His bill would slow union votes; it came as GOP seeks to make organized unions an key election issue.
WASHINGTON - Thrusting himself into a growing GOP battle with organized labor, Minnesota Rep. John Kline rolled out legislation Wednesday to block new union election rules proposed by the Obama administration.
Kline, emerging as the GOP's point man on labor, took aim at the National Labor Relations Board (NLRB), an appointed body that has increasingly come under attack by Republicans. His bill would pre-empt an NLRB plan to implement speedier union elections, a move he says would give companies less time to present their case against unionization. "In my judgment, that's not fair to employees or employers," said Kline, who chairs the House Education and Workforce Committee.
The NLRB proposal, adopted in June, would permit workers to vote 10 days after a union election is requested. Kline's bill would require a waiting period of at least 35 days.
The dispute comes as Republicans mount a full-scale attack on the NLRB for its ruling against Boeing, which has sought to build a new plant in South Carolina rather than expand in the Seattle area, where it has suffered labor strikes. A board finding that Boeing's move would be retaliatory has become a rallying cry for several GOP presidential candidates, including Rep. Michele Bachmann, who called it "anti-American."
GOP to make it election issue
It also comes at a time of increased friction between the GOP governors of Wisconsin and Ohio and their public employee unions. Meanwhile, Republicans in Congress have made it clear that they want to make an issue of Obama's ties to organized labor in the coming presidential election. "I would expect that this agenda, what I'm flat-out calling favoritism to Big Labor, will certainly be an issue," Kline said.

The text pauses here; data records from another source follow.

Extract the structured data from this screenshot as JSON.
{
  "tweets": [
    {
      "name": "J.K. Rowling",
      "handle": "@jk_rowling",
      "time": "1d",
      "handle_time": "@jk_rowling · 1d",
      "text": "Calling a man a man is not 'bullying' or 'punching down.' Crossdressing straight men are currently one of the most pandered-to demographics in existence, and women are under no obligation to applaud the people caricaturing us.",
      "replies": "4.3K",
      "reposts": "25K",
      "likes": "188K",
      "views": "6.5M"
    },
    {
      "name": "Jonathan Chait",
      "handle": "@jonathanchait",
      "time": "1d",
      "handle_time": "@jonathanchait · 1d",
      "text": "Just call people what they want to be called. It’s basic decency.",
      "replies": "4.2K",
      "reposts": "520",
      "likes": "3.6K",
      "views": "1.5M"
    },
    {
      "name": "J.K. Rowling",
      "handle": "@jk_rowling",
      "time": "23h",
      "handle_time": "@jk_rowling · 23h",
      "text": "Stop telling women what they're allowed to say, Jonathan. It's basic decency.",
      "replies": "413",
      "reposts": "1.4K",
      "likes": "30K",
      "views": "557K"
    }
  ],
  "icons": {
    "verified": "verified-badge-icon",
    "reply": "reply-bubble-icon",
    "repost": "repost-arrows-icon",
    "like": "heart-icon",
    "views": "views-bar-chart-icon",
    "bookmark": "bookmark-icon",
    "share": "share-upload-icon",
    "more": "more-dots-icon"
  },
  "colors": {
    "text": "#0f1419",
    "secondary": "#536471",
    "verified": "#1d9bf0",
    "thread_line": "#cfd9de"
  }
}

House Democrats called the bill a sop to corporate interests seeking to weaken worker rights. "This bill is just another example of the class war being waged against working families by the Republican majority on behalf of special interests," said Rep. George Miller of California, the ranking Democrat on Kline's committee.
Kline cited the Boeing decision, as well as new NLRB bargaining unit standards, as further evidence of the Obama administration's bias toward trade unions. Kline said: "We're trying to get America back to work. We believe this is working contrary to that effort."
Kline: Target is on board
Union leaders characterize Kline's measure as an effort to step up the fight over government regulation and workplace rules. "Kline's bill is just another in a series of unprecedented attacks we've seen on workers' rights this year," said Peter Colavito, director of government relations for the Service Employees International Union (SEIU).
Kline said that among those lobbying him for the bill are Minnesota-based Target Corp. and other retailers. A Target spokeswoman did not comment.
Bill Hughes, of the Retail Industry Leaders Association, called Kline's measure a counterweight to the "ill-conceived actions taken by the [NLRB]."
Kevin Diaz is a correspondent in the Star Tribune Washington Bureau.